- WORK REQUEST -
If a line in the data below holds the word "title", copy it.

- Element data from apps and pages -

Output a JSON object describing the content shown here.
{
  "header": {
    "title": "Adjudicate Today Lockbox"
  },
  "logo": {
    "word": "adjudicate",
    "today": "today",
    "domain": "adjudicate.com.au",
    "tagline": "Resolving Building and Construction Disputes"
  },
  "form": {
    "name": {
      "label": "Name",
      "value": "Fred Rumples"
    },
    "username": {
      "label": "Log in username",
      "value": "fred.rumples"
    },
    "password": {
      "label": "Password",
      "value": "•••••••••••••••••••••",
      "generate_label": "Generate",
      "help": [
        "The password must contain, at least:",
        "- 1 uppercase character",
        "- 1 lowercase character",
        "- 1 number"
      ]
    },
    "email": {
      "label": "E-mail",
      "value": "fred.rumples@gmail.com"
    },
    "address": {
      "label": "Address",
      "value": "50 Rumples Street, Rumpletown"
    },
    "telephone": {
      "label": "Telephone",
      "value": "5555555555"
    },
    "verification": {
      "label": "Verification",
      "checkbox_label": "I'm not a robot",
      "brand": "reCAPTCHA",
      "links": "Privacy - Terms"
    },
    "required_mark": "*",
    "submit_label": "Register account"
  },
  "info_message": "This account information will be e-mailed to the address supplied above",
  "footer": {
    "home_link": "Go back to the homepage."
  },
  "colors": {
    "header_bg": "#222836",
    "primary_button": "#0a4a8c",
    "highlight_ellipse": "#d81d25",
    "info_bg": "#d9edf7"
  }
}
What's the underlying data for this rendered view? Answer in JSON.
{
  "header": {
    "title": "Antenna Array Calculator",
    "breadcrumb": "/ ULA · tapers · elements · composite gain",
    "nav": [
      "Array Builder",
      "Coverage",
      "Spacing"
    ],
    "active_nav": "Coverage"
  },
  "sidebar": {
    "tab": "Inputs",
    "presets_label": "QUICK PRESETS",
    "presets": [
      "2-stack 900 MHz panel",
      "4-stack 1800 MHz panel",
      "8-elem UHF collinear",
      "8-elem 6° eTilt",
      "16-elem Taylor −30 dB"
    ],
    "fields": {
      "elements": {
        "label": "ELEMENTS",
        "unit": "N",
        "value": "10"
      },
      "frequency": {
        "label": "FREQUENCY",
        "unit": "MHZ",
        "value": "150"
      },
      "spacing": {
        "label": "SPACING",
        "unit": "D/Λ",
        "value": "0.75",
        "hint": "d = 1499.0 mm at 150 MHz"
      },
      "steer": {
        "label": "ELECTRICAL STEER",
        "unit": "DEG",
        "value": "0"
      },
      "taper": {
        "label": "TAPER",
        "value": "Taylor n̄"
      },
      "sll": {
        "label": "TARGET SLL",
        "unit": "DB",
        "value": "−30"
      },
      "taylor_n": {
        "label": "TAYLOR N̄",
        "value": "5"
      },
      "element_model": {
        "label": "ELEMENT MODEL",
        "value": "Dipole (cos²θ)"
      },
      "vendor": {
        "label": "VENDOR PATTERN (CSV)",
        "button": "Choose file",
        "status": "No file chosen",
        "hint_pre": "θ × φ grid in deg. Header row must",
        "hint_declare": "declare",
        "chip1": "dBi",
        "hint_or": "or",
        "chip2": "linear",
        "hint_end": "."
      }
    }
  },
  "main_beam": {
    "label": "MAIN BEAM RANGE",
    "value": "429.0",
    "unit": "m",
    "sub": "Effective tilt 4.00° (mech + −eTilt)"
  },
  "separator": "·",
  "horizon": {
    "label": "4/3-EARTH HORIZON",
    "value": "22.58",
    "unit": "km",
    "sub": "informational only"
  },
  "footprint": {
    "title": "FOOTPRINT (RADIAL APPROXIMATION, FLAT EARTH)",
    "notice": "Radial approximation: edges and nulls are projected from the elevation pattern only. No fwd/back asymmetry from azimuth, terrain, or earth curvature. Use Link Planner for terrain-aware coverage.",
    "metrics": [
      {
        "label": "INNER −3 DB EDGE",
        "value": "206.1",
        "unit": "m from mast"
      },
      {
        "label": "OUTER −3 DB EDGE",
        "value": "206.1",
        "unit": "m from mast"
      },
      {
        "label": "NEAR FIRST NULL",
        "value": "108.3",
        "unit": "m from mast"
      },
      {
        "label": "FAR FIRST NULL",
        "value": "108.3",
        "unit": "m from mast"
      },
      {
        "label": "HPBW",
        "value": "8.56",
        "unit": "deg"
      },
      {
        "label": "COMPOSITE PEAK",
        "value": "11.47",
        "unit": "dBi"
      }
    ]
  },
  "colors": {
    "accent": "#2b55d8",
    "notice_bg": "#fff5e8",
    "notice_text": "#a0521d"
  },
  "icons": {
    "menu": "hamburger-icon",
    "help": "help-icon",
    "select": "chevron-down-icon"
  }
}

- ANSWER FOR THIS EXERCISE -
    "title": "Adjudicate Today Lockbox"
    "title": "Antenna Array Calculator",
    "title": "FOOTPRINT (RADIAL APPROXIMATION, FLAT EARTH)",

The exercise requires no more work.